A piece of pinkTube has been permanently rigged and sessioned for 6-8 months. It has seen between 3000 - 5000 leashfalls and was exposed to the sun for about 2 hours per day. It was located in a forest in France, near streaming water with high humidity. This piece of webbing has been break tested by the International Slackline Association. In the following article you can see the results:
If you want to find out more about forces that are occuring in highlines, then you can watch the following video. Be aware that highlines rigged with low-stretch webbing and short highlines see clearly higher peak forces compared to high-stretch webbing ones or long highlines.
TEAR IT UP
Knot breaking by SLACKTIVITY
Author: Daan Nieuwenhuis
Break tests: Daan Nieuwenhuis & Samuel Volery
Pictures by: Daan Nieuwenhuis
Since a few years the low-tension lines have become more of a standard. This new style brings new styles of rigging, one of these is tying knots in the back up webbing. But what does a knot in webbing actually hold? How does the knot influence the breaking strength of the webbing? As SLACKTIVITY we also had the goal to test out multiple knots to connect our back-up webbing to the mainline in our Type B webbings (redTube & pinkTube). This is done by making a knot in your back up webbing, and connect it to a T-Loop with a quicklink.

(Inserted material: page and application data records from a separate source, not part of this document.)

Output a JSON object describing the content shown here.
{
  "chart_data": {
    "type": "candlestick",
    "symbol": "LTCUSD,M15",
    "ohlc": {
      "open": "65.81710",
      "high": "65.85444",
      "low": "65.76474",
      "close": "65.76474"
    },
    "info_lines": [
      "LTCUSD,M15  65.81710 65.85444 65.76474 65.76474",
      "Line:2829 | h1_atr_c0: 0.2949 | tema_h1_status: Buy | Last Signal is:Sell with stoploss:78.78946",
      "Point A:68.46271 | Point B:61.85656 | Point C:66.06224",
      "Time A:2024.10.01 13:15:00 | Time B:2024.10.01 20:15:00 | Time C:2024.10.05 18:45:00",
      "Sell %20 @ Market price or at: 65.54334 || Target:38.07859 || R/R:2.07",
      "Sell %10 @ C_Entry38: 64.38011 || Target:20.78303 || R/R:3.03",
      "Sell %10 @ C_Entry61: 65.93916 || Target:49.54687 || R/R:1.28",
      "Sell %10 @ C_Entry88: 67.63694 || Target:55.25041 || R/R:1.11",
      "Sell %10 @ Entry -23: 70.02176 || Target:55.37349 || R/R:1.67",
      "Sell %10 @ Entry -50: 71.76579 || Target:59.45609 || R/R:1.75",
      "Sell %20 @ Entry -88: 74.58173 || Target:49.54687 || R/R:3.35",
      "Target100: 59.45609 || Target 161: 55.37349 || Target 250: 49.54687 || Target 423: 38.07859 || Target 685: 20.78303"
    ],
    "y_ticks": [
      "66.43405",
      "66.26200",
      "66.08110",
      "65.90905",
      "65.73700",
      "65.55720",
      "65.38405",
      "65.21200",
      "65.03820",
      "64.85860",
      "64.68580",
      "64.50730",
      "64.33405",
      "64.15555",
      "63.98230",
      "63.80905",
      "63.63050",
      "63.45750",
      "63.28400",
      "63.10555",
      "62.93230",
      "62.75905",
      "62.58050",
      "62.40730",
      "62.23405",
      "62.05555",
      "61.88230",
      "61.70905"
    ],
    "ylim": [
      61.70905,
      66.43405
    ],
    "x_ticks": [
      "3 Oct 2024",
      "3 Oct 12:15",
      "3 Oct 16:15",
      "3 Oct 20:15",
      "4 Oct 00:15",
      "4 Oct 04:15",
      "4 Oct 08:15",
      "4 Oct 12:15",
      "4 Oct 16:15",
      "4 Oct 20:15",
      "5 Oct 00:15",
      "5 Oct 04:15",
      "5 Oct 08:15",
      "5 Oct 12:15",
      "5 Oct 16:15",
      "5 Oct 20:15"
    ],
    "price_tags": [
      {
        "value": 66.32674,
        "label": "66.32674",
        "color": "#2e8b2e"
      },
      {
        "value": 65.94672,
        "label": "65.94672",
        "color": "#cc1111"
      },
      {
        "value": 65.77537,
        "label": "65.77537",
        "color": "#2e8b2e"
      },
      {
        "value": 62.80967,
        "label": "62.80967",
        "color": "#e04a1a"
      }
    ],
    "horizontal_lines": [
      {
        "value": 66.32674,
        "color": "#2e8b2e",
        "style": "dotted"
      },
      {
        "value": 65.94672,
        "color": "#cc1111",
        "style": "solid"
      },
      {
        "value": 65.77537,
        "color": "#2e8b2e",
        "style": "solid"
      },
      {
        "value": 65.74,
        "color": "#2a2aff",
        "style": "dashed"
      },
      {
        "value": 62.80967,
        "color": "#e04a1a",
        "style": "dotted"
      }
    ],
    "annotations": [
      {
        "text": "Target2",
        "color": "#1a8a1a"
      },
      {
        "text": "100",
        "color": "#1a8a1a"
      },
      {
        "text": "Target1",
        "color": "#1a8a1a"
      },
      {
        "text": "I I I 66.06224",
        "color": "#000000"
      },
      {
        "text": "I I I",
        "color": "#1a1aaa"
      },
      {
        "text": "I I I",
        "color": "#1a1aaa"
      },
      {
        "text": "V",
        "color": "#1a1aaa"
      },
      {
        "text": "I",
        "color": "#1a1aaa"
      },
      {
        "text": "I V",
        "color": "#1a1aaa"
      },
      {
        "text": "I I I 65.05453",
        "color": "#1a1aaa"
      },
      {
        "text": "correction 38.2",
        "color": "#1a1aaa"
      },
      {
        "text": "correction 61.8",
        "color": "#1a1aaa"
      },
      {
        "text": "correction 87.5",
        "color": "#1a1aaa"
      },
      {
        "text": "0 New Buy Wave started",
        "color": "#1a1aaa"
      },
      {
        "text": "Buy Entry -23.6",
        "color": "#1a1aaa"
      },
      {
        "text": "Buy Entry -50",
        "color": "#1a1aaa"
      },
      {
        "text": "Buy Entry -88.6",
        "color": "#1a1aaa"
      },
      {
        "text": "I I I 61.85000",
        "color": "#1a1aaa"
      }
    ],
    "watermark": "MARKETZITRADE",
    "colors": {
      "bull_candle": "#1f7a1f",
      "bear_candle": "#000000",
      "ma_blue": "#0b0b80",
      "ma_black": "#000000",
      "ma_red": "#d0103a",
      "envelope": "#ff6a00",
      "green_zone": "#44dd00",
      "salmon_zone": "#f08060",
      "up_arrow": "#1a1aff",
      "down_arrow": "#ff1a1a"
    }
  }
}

WARNING: Knots can be complicated and hard to check properly. Don’t use them if you’re not 100% sure that the knot is correct, or if there is nobody that has the knowledge to double check it. Even after tying a knot 20 times, mistakes can still happen. Always double check each other rigs.
Many people who see a highliner on a highline for the first time, think that the forces are very high, especially when falling into the highline (leash fall). Since the slack ("sag") in highlining is not as limiting as in longlining over ground, most highlines are much less biased and this leads to lower forces than you would like.
Check out this video and write out of the tests we did:
Because slacklining is still a young sport and there are still few materials and standards that are geared to the slackline application, material from other applications (from sports and industrial climbing to industrial applications) is used.
Here in this article it is shown that this is carabiners can be used in a few applications while slacklining. Be aware that you never use aluminum carabiners in your rig. They tend to break under cyclid load.
This video shows how the carabiner shape affects the breaking load of triangular loads.
The forces that occur during slacklining are composed of the preload force and the weight of the slackliner. This can be both static and dynamic. It is not possible to determine the forces without measuring device exactly - but one can calculate the forces in static slacklining with a formula approximately.
Here are some basic rules of the forces: